(Records from a collection)

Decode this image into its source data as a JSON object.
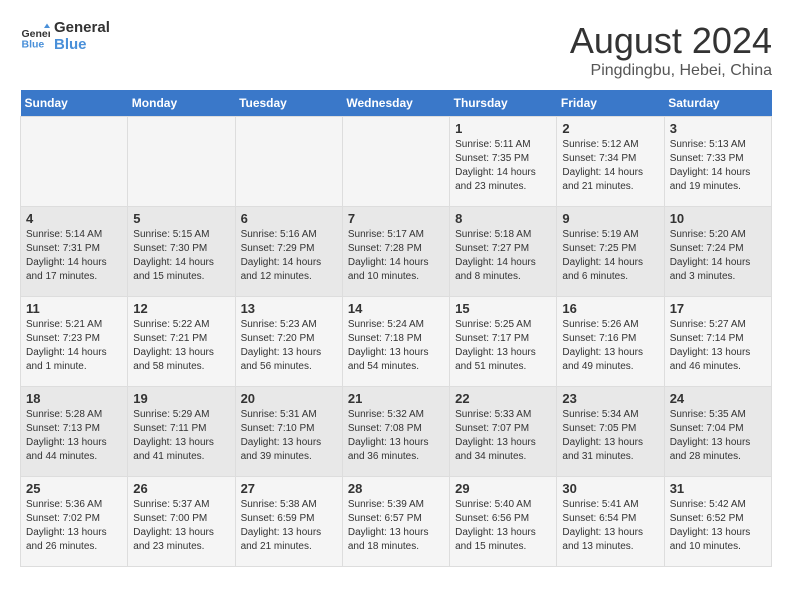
{
  "header": {
    "logo_line1": "General",
    "logo_line2": "Blue",
    "title": "August 2024",
    "subtitle": "Pingdingbu, Hebei, China"
  },
  "days_of_week": [
    "Sunday",
    "Monday",
    "Tuesday",
    "Wednesday",
    "Thursday",
    "Friday",
    "Saturday"
  ],
  "weeks": [
    [
      {
        "day": "",
        "detail": ""
      },
      {
        "day": "",
        "detail": ""
      },
      {
        "day": "",
        "detail": ""
      },
      {
        "day": "",
        "detail": ""
      },
      {
        "day": "1",
        "detail": "Sunrise: 5:11 AM\nSunset: 7:35 PM\nDaylight: 14 hours\nand 23 minutes."
      },
      {
        "day": "2",
        "detail": "Sunrise: 5:12 AM\nSunset: 7:34 PM\nDaylight: 14 hours\nand 21 minutes."
      },
      {
        "day": "3",
        "detail": "Sunrise: 5:13 AM\nSunset: 7:33 PM\nDaylight: 14 hours\nand 19 minutes."
      }
    ],
    [
      {
        "day": "4",
        "detail": "Sunrise: 5:14 AM\nSunset: 7:31 PM\nDaylight: 14 hours\nand 17 minutes."
      },
      {
        "day": "5",
        "detail": "Sunrise: 5:15 AM\nSunset: 7:30 PM\nDaylight: 14 hours\nand 15 minutes."
      },
      {
        "day": "6",
        "detail": "Sunrise: 5:16 AM\nSunset: 7:29 PM\nDaylight: 14 hours\nand 12 minutes."
      },
      {
        "day": "7",
        "detail": "Sunrise: 5:17 AM\nSunset: 7:28 PM\nDaylight: 14 hours\nand 10 minutes."
      },
      {
        "day": "8",
        "detail": "Sunrise: 5:18 AM\nSunset: 7:27 PM\nDaylight: 14 hours\nand 8 minutes."
      },
      {
        "day": "9",
        "detail": "Sunrise: 5:19 AM\nSunset: 7:25 PM\nDaylight: 14 hours\nand 6 minutes."
      },
      {
        "day": "10",
        "detail": "Sunrise: 5:20 AM\nSunset: 7:24 PM\nDaylight: 14 hours\nand 3 minutes."
      }
    ],
    [
      {
        "day": "11",
        "detail": "Sunrise: 5:21 AM\nSunset: 7:23 PM\nDaylight: 14 hours\nand 1 minute."
      },
      {
        "day": "12",
        "detail": "Sunrise: 5:22 AM\nSunset: 7:21 PM\nDaylight: 13 hours\nand 58 minutes."
      },
      {
        "day": "13",
        "detail": "Sunrise: 5:23 AM\nSunset: 7:20 PM\nDaylight: 13 hours\nand 56 minutes."
      },
      {
        "day": "14",
        "detail": "Sunrise: 5:24 AM\nSunset: 7:18 PM\nDaylight: 13 hours\nand 54 minutes."
      },
      {
        "day": "15",
        "detail": "Sunrise: 5:25 AM\nSunset: 7:17 PM\nDaylight: 13 hours\nand 51 minutes."
      },
      {
        "day": "16",
        "detail": "Sunrise: 5:26 AM\nSunset: 7:16 PM\nDaylight: 13 hours\nand 49 minutes."
      },
      {
        "day": "17",
        "detail": "Sunrise: 5:27 AM\nSunset: 7:14 PM\nDaylight: 13 hours\nand 46 minutes."
      }
    ],
    [
      {
        "day": "18",
        "detail": "Sunrise: 5:28 AM\nSunset: 7:13 PM\nDaylight: 13 hours\nand 44 minutes."
      },
      {
        "day": "19",
        "detail": "Sunrise: 5:29 AM\nSunset: 7:11 PM\nDaylight: 13 hours\nand 41 minutes."
      },
      {
        "day": "20",
        "detail": "Sunrise: 5:31 AM\nSunset: 7:10 PM\nDaylight: 13 hours\nand 39 minutes."
      },
      {
        "day": "21",
        "detail": "Sunrise: 5:32 AM\nSunset: 7:08 PM\nDaylight: 13 hours\nand 36 minutes."
      },
      {
        "day": "22",
        "detail": "Sunrise: 5:33 AM\nSunset: 7:07 PM\nDaylight: 13 hours\nand 34 minutes."
      },
      {
        "day": "23",
        "detail": "Sunrise: 5:34 AM\nSunset: 7:05 PM\nDaylight: 13 hours\nand 31 minutes."
      },
      {
        "day": "24",
        "detail": "Sunrise: 5:35 AM\nSunset: 7:04 PM\nDaylight: 13 hours\nand 28 minutes."
      }
    ],
    [
      {
        "day": "25",
        "detail": "Sunrise: 5:36 AM\nSunset: 7:02 PM\nDaylight: 13 hours\nand 26 minutes."
      },
      {
        "day": "26",
        "detail": "Sunrise: 5:37 AM\nSunset: 7:00 PM\nDaylight: 13 hours\nand 23 minutes."
      },
      {
        "day": "27",
        "detail": "Sunrise: 5:38 AM\nSunset: 6:59 PM\nDaylight: 13 hours\nand 21 minutes."
      },
      {
        "day": "28",
        "detail": "Sunrise: 5:39 AM\nSunset: 6:57 PM\nDaylight: 13 hours\nand 18 minutes."
      },
      {
        "day": "29",
        "detail": "Sunrise: 5:40 AM\nSunset: 6:56 PM\nDaylight: 13 hours\nand 15 minutes."
      },
      {
        "day": "30",
        "detail": "Sunrise: 5:41 AM\nSunset: 6:54 PM\nDaylight: 13 hours\nand 13 minutes."
      },
      {
        "day": "31",
        "detail": "Sunrise: 5:42 AM\nSunset: 6:52 PM\nDaylight: 13 hours\nand 10 minutes."
      }
    ]
  ]
}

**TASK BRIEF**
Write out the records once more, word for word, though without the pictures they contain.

**ANSWER FOR THE TASK**
Decode this image into its source data as a JSON object.
{
  "header": {
    "logo_line1": "General",
    "logo_line2": "Blue",
    "title": "August 2024",
    "subtitle": "Pingdingbu, Hebei, China"
  },
  "days_of_week": [
    "Sunday",
    "Monday",
    "Tuesday",
    "Wednesday",
    "Thursday",
    "Friday",
    "Saturday"
  ],
  "weeks": [
    [
      {
        "day": "",
        "detail": ""
      },
      {
        "day": "",
        "detail": ""
      },
      {
        "day": "",
        "detail": ""
      },
      {
        "day": "",
        "detail": ""
      },
      {
        "day": "1",
        "detail": "Sunrise: 5:11 AM\nSunset: 7:35 PM\nDaylight: 14 hours\nand 23 minutes."
      },
      {
        "day": "2",
        "detail": "Sunrise: 5:12 AM\nSunset: 7:34 PM\nDaylight: 14 hours\nand 21 minutes."
      },
      {
        "day": "3",
        "detail": "Sunrise: 5:13 AM\nSunset: 7:33 PM\nDaylight: 14 hours\nand 19 minutes."
      }
    ],
    [
      {
        "day": "4",
        "detail": "Sunrise: 5:14 AM\nSunset: 7:31 PM\nDaylight: 14 hours\nand 17 minutes."
      },
      {
        "day": "5",
        "detail": "Sunrise: 5:15 AM\nSunset: 7:30 PM\nDaylight: 14 hours\nand 15 minutes."
      },
      {
        "day": "6",
        "detail": "Sunrise: 5:16 AM\nSunset: 7:29 PM\nDaylight: 14 hours\nand 12 minutes."
      },
      {
        "day": "7",
        "detail": "Sunrise: 5:17 AM\nSunset: 7:28 PM\nDaylight: 14 hours\nand 10 minutes."
      },
      {
        "day": "8",
        "detail": "Sunrise: 5:18 AM\nSunset: 7:27 PM\nDaylight: 14 hours\nand 8 minutes."
      },
      {
        "day": "9",
        "detail": "Sunrise: 5:19 AM\nSunset: 7:25 PM\nDaylight: 14 hours\nand 6 minutes."
      },
      {
        "day": "10",
        "detail": "Sunrise: 5:20 AM\nSunset: 7:24 PM\nDaylight: 14 hours\nand 3 minutes."
      }
    ],
    [
      {
        "day": "11",
        "detail": "Sunrise: 5:21 AM\nSunset: 7:23 PM\nDaylight: 14 hours\nand 1 minute."
      },
      {
        "day": "12",
        "detail": "Sunrise: 5:22 AM\nSunset: 7:21 PM\nDaylight: 13 hours\nand 58 minutes."
      },
      {
        "day": "13",
        "detail": "Sunrise: 5:23 AM\nSunset: 7:20 PM\nDaylight: 13 hours\nand 56 minutes."
      },
      {
        "day": "14",
        "detail": "Sunrise: 5:24 AM\nSunset: 7:18 PM\nDaylight: 13 hours\nand 54 minutes."
      },
      {
        "day": "15",
        "detail": "Sunrise: 5:25 AM\nSunset: 7:17 PM\nDaylight: 13 hours\nand 51 minutes."
      },
      {
        "day": "16",
        "detail": "Sunrise: 5:26 AM\nSunset: 7:16 PM\nDaylight: 13 hours\nand 49 minutes."
      },
      {
        "day": "17",
        "detail": "Sunrise: 5:27 AM\nSunset: 7:14 PM\nDaylight: 13 hours\nand 46 minutes."
      }
    ],
    [
      {
        "day": "18",
        "detail": "Sunrise: 5:28 AM\nSunset: 7:13 PM\nDaylight: 13 hours\nand 44 minutes."
      },
      {
        "day": "19",
        "detail": "Sunrise: 5:29 AM\nSunset: 7:11 PM\nDaylight: 13 hours\nand 41 minutes."
      },
      {
        "day": "20",
        "detail": "Sunrise: 5:31 AM\nSunset: 7:10 PM\nDaylight: 13 hours\nand 39 minutes."
      },
      {
        "day": "21",
        "detail": "Sunrise: 5:32 AM\nSunset: 7:08 PM\nDaylight: 13 hours\nand 36 minutes."
      },
      {
        "day": "22",
        "detail": "Sunrise: 5:33 AM\nSunset: 7:07 PM\nDaylight: 13 hours\nand 34 minutes."
      },
      {
        "day": "23",
        "detail": "Sunrise: 5:34 AM\nSunset: 7:05 PM\nDaylight: 13 hours\nand 31 minutes."
      },
      {
        "day": "24",
        "detail": "Sunrise: 5:35 AM\nSunset: 7:04 PM\nDaylight: 13 hours\nand 28 minutes."
      }
    ],
    [
      {
        "day": "25",
        "detail": "Sunrise: 5:36 AM\nSunset: 7:02 PM\nDaylight: 13 hours\nand 26 minutes."
      },
      {
        "day": "26",
        "detail": "Sunrise: 5:37 AM\nSunset: 7:00 PM\nDaylight: 13 hours\nand 23 minutes."
      },
      {
        "day": "27",
        "detail": "Sunrise: 5:38 AM\nSunset: 6:59 PM\nDaylight: 13 hours\nand 21 minutes."
      },
      {
        "day": "28",
        "detail": "Sunrise: 5:39 AM\nSunset: 6:57 PM\nDaylight: 13 hours\nand 18 minutes."
      },
      {
        "day": "29",
        "detail": "Sunrise: 5:40 AM\nSunset: 6:56 PM\nDaylight: 13 hours\nand 15 minutes."
      },
      {
        "day": "30",
        "detail": "Sunrise: 5:41 AM\nSunset: 6:54 PM\nDaylight: 13 hours\nand 13 minutes."
      },
      {
        "day": "31",
        "detail": "Sunrise: 5:42 AM\nSunset: 6:52 PM\nDaylight: 13 hours\nand 10 minutes."
      }
    ]
  ]
}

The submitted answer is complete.